→ Exercise goal:
Copy the data exactly. No line may be skipped.

[Given records]

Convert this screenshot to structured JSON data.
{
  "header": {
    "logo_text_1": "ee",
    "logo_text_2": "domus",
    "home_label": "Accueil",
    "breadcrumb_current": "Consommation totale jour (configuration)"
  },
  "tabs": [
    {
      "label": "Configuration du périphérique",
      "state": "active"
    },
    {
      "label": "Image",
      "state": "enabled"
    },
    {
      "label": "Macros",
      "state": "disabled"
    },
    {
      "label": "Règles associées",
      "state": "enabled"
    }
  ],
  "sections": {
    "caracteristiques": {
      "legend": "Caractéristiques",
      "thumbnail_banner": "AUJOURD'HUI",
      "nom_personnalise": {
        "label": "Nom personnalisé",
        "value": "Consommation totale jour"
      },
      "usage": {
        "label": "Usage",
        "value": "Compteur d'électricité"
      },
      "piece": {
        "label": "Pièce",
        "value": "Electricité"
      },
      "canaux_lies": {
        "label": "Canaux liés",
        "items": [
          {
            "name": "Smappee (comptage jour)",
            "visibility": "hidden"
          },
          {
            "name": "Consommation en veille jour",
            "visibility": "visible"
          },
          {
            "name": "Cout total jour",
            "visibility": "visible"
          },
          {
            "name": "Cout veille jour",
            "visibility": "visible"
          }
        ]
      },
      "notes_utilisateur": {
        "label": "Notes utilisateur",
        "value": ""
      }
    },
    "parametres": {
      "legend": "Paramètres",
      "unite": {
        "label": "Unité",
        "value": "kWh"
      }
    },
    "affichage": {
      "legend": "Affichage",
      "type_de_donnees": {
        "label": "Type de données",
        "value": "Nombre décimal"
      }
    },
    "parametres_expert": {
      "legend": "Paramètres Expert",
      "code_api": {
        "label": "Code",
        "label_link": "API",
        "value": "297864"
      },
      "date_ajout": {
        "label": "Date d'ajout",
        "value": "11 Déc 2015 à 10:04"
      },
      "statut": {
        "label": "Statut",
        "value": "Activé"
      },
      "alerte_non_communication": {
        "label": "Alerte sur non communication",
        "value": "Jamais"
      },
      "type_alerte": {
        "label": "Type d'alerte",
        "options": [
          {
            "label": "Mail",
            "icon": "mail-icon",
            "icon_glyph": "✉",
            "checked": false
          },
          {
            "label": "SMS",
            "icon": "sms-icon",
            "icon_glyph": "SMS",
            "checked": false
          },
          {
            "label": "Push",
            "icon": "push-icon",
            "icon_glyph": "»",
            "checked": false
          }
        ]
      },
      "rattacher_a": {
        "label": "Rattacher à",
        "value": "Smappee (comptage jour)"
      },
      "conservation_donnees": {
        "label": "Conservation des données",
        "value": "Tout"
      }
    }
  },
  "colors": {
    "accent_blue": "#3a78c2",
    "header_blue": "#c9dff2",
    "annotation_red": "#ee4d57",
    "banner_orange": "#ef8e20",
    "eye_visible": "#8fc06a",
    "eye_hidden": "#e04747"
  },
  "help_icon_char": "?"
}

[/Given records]

→ Answer for this exercise:
Convert this screenshot to structured JSON data.
{
  "header": {
    "logo_text_1": "ee",
    "logo_text_2": "domus",
    "home_label": "Accueil",
    "breadcrumb_current": "Consommation totale jour (configuration)"
  },
  "tabs": [
    {
      "label": "Configuration du périphérique",
      "state": "active"
    },
    {
      "label": "Image",
      "state": "enabled"
    },
    {
      "label": "Macros",
      "state": "disabled"
    },
    {
      "label": "Règles associées",
      "state": "enabled"
    }
  ],
  "sections": {
    "caracteristiques": {
      "legend": "Caractéristiques",
      "thumbnail_banner": "AUJOURD'HUI",
      "nom_personnalise": {
        "label": "Nom personnalisé",
        "value": "Consommation totale jour"
      },
      "usage": {
        "label": "Usage",
        "value": "Compteur d'électricité"
      },
      "piece": {
        "label": "Pièce",
        "value": "Electricité"
      },
      "canaux_lies": {
        "label": "Canaux liés",
        "items": [
          {
            "name": "Smappee (comptage jour)",
            "visibility": "hidden"
          },
          {
            "name": "Consommation en veille jour",
            "visibility": "visible"
          },
          {
            "name": "Cout total jour",
            "visibility": "visible"
          },
          {
            "name": "Cout veille jour",
            "visibility": "visible"
          }
        ]
      },
      "notes_utilisateur": {
        "label": "Notes utilisateur",
        "value": ""
      }
    },
    "parametres": {
      "legend": "Paramètres",
      "unite": {
        "label": "Unité",
        "value": "kWh"
      }
    },
    "affichage": {
      "legend": "Affichage",
      "type_de_donnees": {
        "label": "Type de données",
        "value": "Nombre décimal"
      }
    },
    "parametres_expert": {
      "legend": "Paramètres Expert",
      "code_api": {
        "label": "Code",
        "label_link": "API",
        "value": "297864"
      },
      "date_ajout": {
        "label": "Date d'ajout",
        "value": "11 Déc 2015 à 10:04"
      },
      "statut": {
        "label": "Statut",
        "value": "Activé"
      },
      "alerte_non_communication": {
        "label": "Alerte sur non communication",
        "value": "Jamais"
      },
      "type_alerte": {
        "label": "Type d'alerte",
        "options": [
          {
            "label": "Mail",
            "icon": "mail-icon",
            "icon_glyph": "✉",
            "checked": false
          },
          {
            "label": "SMS",
            "icon": "sms-icon",
            "icon_glyph": "SMS",
            "checked": false
          },
          {
            "label": "Push",
            "icon": "push-icon",
            "icon_glyph": "»",
            "checked": false
          }
        ]
      },
      "rattacher_a": {
        "label": "Rattacher à",
        "value": "Smappee (comptage jour)"
      },
      "conservation_donnees": {
        "label": "Conservation des données",
        "value": "Tout"
      }
    }
  },
  "colors": {
    "accent_blue": "#3a78c2",
    "header_blue": "#c9dff2",
    "annotation_red": "#ee4d57",
    "banner_orange": "#ef8e20",
    "eye_visible": "#8fc06a",
    "eye_hidden": "#e04747"
  },
  "help_icon_char": "?"
}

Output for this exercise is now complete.